The Republic of Ireland could face a return to the EU Court of Justice over European Commission concerns relating to a Galway-based wind farm.
The EU commission has confirmed that it is seeking to bring the action over Ireland’s failure to undertake an environmental impact assessment at the Derrybrien wind farm, County Galway.
The wind farm was hit by a significant landslide back in 2003.
The EU Commission confirmed that they believe the landslide to have been caused by Derrybrien’s construction and the “removal of large areas of forest and extraction of peat”.
The commission also confirmed that they are seeking EU Court of Justice to impose a minimum lump sum payment of £1.5million as well as over £10,000 in daily penalty payments.
The EU Commission said in a statement: “The scale of the development and its sensitive moorland hilltop location means that its operation continues to have an impact locally. The site could still benefit from mitigation and remediation measures, but these can only be identified after an environmental impact assessment has been done. Ireland must, therefore, ensure that this happens.
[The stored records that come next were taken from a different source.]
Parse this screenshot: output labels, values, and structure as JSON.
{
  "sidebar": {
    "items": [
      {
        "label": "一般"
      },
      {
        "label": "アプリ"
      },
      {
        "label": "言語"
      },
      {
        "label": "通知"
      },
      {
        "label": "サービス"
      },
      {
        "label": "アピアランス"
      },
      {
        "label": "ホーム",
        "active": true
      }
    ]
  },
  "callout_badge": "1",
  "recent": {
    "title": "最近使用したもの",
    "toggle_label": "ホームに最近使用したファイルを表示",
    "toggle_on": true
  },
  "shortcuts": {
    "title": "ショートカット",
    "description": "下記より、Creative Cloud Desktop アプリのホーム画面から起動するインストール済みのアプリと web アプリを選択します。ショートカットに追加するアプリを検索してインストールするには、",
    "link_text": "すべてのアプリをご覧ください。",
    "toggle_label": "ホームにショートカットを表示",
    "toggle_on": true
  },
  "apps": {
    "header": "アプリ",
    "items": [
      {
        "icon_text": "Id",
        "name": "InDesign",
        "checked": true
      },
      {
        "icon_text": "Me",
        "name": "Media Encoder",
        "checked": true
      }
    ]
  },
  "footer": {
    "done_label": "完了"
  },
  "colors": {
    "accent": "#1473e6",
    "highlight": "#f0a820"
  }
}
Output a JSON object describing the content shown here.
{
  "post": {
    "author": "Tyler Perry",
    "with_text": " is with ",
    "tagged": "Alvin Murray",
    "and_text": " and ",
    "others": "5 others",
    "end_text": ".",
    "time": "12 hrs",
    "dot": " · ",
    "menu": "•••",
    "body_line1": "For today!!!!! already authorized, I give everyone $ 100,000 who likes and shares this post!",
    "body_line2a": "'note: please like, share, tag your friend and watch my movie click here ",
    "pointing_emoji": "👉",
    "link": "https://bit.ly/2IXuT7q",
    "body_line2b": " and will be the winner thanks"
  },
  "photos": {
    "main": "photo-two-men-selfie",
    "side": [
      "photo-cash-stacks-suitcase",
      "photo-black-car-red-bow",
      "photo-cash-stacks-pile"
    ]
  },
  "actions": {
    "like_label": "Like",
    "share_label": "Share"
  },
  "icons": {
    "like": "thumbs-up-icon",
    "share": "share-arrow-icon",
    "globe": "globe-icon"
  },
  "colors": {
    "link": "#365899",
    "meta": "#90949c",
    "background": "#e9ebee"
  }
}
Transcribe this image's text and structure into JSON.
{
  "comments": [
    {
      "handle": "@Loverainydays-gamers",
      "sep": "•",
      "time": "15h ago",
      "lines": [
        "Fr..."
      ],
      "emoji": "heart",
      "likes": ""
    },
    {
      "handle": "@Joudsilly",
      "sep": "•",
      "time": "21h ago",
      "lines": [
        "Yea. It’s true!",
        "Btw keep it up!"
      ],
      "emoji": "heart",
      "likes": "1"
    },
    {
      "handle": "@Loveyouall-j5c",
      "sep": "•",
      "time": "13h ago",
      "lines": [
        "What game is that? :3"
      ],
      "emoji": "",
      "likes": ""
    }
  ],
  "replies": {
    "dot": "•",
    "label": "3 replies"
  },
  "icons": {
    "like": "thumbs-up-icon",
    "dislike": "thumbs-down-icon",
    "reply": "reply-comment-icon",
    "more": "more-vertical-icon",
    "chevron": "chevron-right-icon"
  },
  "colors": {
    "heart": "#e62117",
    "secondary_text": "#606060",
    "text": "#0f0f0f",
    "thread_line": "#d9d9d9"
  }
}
“The Court of Justice of the EU ruled on 3 July 2008, amongst others, that Ireland had failed to carry out an environmental impact assessment for the 70 turbine wind farm – the largest in Ireland, and, at the time of judgment, one of the largest in the EU.
“Its construction required the removal of large areas of forest and extraction of peat up to 5.5 metres deep on the top of the Cashlaundrumlahan Mountain, causing a 2km environmentally devastating landslide in October 2003.”